> DATA TO USE:

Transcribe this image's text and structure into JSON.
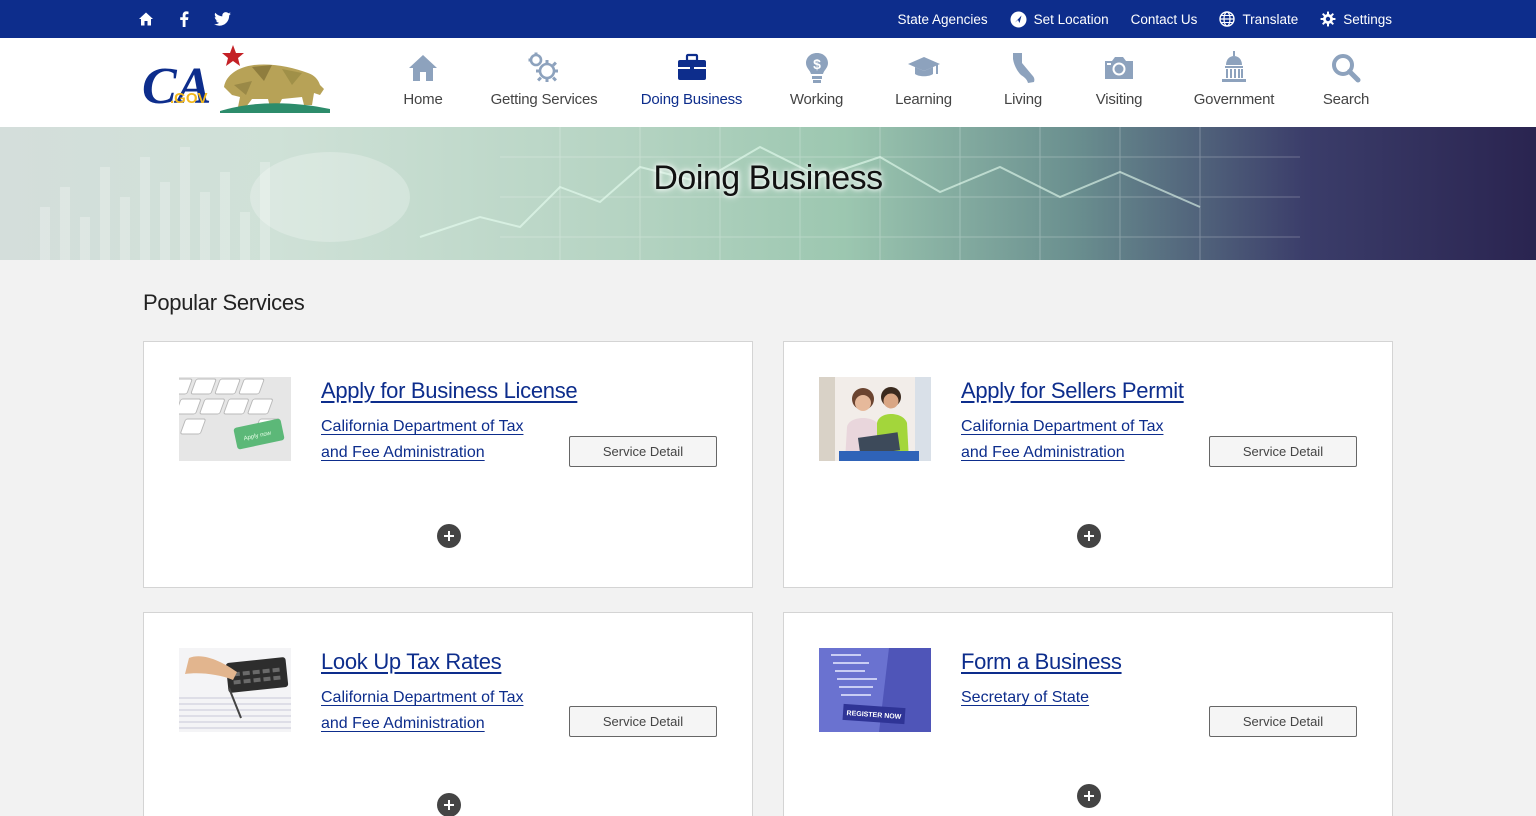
{
  "utility_bar": {
    "icons": [
      "home-icon",
      "facebook-icon",
      "twitter-icon"
    ],
    "links": [
      {
        "label": "State Agencies",
        "icon": ""
      },
      {
        "label": "Set Location",
        "icon": "location-icon"
      },
      {
        "label": "Contact Us",
        "icon": ""
      },
      {
        "label": "Translate",
        "icon": "globe-icon"
      },
      {
        "label": "Settings",
        "icon": "gear-icon"
      }
    ]
  },
  "header": {
    "logo_text": "CA.GOV",
    "nav": [
      {
        "label": "Home",
        "icon": "home-icon",
        "active": false
      },
      {
        "label": "Getting Services",
        "icon": "gears-icon",
        "active": false
      },
      {
        "label": "Doing Business",
        "icon": "briefcase-icon",
        "active": true
      },
      {
        "label": "Working",
        "icon": "lightbulb-dollar-icon",
        "active": false
      },
      {
        "label": "Learning",
        "icon": "graduation-cap-icon",
        "active": false
      },
      {
        "label": "Living",
        "icon": "california-icon",
        "active": false
      },
      {
        "label": "Visiting",
        "icon": "camera-icon",
        "active": false
      },
      {
        "label": "Government",
        "icon": "capitol-icon",
        "active": false
      },
      {
        "label": "Search",
        "icon": "search-icon",
        "active": false
      }
    ]
  },
  "hero": {
    "title": "Doing Business"
  },
  "main": {
    "section_title": "Popular Services",
    "cards": [
      {
        "title": "Apply for Business License",
        "agency": "California Department of Tax and Fee Administration",
        "button": "Service Detail",
        "thumb": "keyboard-apply-now"
      },
      {
        "title": "Apply for Sellers Permit",
        "agency": "California Department of Tax and Fee Administration",
        "button": "Service Detail",
        "thumb": "women-laptop"
      },
      {
        "title": "Look Up Tax Rates",
        "agency": "California Department of Tax and Fee Administration",
        "button": "Service Detail",
        "thumb": "calculator"
      },
      {
        "title": "Form a Business",
        "agency": "Secretary of State",
        "button": "Service Detail",
        "thumb": "register-now"
      }
    ]
  },
  "colors": {
    "brand_blue": "#0d2d8c",
    "nav_icon": "#8da2bd",
    "expand": "#444444"
  }
}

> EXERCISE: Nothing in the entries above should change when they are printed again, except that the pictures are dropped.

> YOUR RESPONSE:
Transcribe this image's text and structure into JSON.
{
  "utility_bar": {
    "icons": [
      "home-icon",
      "facebook-icon",
      "twitter-icon"
    ],
    "links": [
      {
        "label": "State Agencies",
        "icon": ""
      },
      {
        "label": "Set Location",
        "icon": "location-icon"
      },
      {
        "label": "Contact Us",
        "icon": ""
      },
      {
        "label": "Translate",
        "icon": "globe-icon"
      },
      {
        "label": "Settings",
        "icon": "gear-icon"
      }
    ]
  },
  "header": {
    "logo_text": "CA.GOV",
    "nav": [
      {
        "label": "Home",
        "icon": "home-icon",
        "active": false
      },
      {
        "label": "Getting Services",
        "icon": "gears-icon",
        "active": false
      },
      {
        "label": "Doing Business",
        "icon": "briefcase-icon",
        "active": true
      },
      {
        "label": "Working",
        "icon": "lightbulb-dollar-icon",
        "active": false
      },
      {
        "label": "Learning",
        "icon": "graduation-cap-icon",
        "active": false
      },
      {
        "label": "Living",
        "icon": "california-icon",
        "active": false
      },
      {
        "label": "Visiting",
        "icon": "camera-icon",
        "active": false
      },
      {
        "label": "Government",
        "icon": "capitol-icon",
        "active": false
      },
      {
        "label": "Search",
        "icon": "search-icon",
        "active": false
      }
    ]
  },
  "hero": {
    "title": "Doing Business"
  },
  "main": {
    "section_title": "Popular Services",
    "cards": [
      {
        "title": "Apply for Business License",
        "agency": "California Department of Tax and Fee Administration",
        "button": "Service Detail",
        "thumb": "keyboard-apply-now"
      },
      {
        "title": "Apply for Sellers Permit",
        "agency": "California Department of Tax and Fee Administration",
        "button": "Service Detail",
        "thumb": "women-laptop"
      },
      {
        "title": "Look Up Tax Rates",
        "agency": "California Department of Tax and Fee Administration",
        "button": "Service Detail",
        "thumb": "calculator"
      },
      {
        "title": "Form a Business",
        "agency": "Secretary of State",
        "button": "Service Detail",
        "thumb": "register-now"
      }
    ]
  },
  "colors": {
    "brand_blue": "#0d2d8c",
    "nav_icon": "#8da2bd",
    "expand": "#444444"
  }
}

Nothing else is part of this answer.